Conservation Programs. The USDA is required to set aside a portion of funding for EQIP and a portion of the acres available for CSP for beginning and socially disadvantaged farmers and ranchers. The amount is 5% for beginning farmers and ranchers and 5% for socially disadvantaged farmers and ranchers.
The new Farm Bill requires a preference be given to veteran farmers and ranchers that fall within at least one of the set-aside categories. Veteran Farmers now receive additional points when applying for such programs. These points are in addition to any points granted for being a beginning or socially disadvantaged farmer or rancher.
Value-Added Producer Grants. This program is one of the few instances in which farmers may directly receive grants for their private business. The purpose is to assist farm businesses and producer groups in developing business plans and strategies to market value-added products.
In awarding grants to producers under this program, the USDA must now give a priority to veteran farmers and ranchers, along with small and medium-sized family farms, beginning farmers, and socially disadvantaged farmers and ranchers. It’s important to note that you do not receive additional points for multiple categories. For instance, you do not receive double the points for being a beginning farmer or rancher and a veteran farmer or rancher.
Microloans are available through the USDA Farm Service Agency and have a simpler application process and less stringent requirements regarding farm management experience than traditional FSA loans.
The 2014 Farm Bill specifically excludes Micro-loans that are used by veterans from the term limits applied to other USDA Direct Operating Loans.
The legislation also limits the interest rate that may be charged to farmer veterans using Micro-Loans. Veteran Farmers may choose the Microloan Interest rate, which is set at 5%, or the regular interest rate for USDA Operating Loans. Currently, regular interest rates are below 5%, making them the better choice. As interest rates rise, the 5% Microloan rate may become more appealing. Essentially, Veteran Farmers will not pay more than 5% on Microloans.
Outreach and Assistance for Veteran Farmers and Ranchers
Beginning Farmer and Rancher Development Grant. The BFRDP, administered by the USDA National Institute of Food and Agriculture (NIFA), provides grants to organizations providing training, education, outreach, and technical assistance to beginning farmers and ranchers. Under the 2014 Farm Bill assistance for veteran farmers is made a priority under the BFRDP by specifically including “agricultural rehabilitation and vocational training” as an eligible service and providing a 5% set aside of BFRDP funding for programs serving veterans.
The Outreach and Assistance Program for Socially Disadvantaged Farmers and Ranchers has been expanded to include veterans. This allows the USDA to provide additional technical assistance to veterans focused on enabling farm ownership and operation as well as outreach to encourage participation in USDA programs.

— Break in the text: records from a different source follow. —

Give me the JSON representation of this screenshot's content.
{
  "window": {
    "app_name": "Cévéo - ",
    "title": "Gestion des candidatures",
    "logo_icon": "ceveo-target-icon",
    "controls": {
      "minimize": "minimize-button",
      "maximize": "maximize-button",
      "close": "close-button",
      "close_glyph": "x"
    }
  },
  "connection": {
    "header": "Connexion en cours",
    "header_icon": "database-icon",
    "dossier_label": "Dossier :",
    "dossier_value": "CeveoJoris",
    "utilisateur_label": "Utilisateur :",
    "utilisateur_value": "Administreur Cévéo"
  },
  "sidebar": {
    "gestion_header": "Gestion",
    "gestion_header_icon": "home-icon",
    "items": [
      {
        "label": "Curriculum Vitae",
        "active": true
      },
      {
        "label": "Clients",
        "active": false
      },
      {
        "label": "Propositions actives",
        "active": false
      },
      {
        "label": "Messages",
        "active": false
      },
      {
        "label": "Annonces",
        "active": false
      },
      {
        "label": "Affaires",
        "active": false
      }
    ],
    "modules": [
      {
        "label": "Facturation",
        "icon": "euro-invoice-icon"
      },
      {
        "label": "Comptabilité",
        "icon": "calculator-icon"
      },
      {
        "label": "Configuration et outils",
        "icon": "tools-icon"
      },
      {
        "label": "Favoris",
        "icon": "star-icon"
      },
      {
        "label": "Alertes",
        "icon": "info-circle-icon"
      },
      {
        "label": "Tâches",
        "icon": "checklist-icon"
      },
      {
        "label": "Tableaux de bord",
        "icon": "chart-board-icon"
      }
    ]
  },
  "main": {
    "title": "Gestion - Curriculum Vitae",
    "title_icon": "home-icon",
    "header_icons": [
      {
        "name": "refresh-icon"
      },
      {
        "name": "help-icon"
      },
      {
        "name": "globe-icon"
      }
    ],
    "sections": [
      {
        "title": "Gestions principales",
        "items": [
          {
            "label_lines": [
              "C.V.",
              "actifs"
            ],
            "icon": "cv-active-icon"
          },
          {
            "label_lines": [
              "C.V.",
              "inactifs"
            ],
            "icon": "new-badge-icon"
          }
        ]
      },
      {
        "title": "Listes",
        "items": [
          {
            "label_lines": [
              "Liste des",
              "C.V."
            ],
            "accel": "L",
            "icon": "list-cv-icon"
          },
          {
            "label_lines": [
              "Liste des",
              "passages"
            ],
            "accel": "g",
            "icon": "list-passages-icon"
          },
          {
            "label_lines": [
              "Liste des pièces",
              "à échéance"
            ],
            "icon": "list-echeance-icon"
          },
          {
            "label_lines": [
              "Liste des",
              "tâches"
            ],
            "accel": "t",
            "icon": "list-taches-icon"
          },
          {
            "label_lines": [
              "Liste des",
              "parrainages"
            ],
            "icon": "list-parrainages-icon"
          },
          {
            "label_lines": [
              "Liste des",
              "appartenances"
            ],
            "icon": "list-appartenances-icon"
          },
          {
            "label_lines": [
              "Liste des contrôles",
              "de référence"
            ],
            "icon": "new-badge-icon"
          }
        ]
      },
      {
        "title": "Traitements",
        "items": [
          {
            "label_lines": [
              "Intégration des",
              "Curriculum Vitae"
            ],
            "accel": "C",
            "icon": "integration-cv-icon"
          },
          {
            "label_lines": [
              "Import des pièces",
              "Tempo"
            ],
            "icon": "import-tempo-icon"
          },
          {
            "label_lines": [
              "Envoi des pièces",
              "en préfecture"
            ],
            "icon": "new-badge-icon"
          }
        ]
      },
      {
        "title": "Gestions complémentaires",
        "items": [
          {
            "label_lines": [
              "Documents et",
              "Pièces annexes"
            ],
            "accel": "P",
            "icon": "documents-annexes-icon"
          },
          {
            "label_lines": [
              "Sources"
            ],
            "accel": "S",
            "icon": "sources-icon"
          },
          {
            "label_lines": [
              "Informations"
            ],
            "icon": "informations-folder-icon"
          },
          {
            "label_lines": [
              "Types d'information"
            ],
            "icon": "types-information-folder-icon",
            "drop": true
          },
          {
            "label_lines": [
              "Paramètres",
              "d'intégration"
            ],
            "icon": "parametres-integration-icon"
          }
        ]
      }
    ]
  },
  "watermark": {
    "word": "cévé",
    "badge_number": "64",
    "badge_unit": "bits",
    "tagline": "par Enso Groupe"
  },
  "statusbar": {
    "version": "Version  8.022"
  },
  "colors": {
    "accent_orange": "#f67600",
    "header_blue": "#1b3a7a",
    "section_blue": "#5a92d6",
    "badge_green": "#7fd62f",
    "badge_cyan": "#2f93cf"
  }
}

Military Veterans Agricultural Liaison. The Farm Bill legislation also increases advocacy and coordination for veteran farmers and ranchers by creating the position of Military Veterans Agricultural Liaison. This position will help connect returning veterans with agricultural programs as well as assist in the use of veterans education benefits for a farm or ranching career. The Liaison will also advocate on behalf of veterans in interactions with USDA employees. This position appears to essentially facilitate critical two-way communication, providing information to veterans on fully utilizing government programs and ensuring USDA personnel understand veteran characteristics and implementation of new veteran programs.
The Veterans Liaison will also be able to enter agreements with a variety of service providers to promote research, development of educational materials, workshops and vocational training, and mentorships and apprenticeships that serve veteran farmers.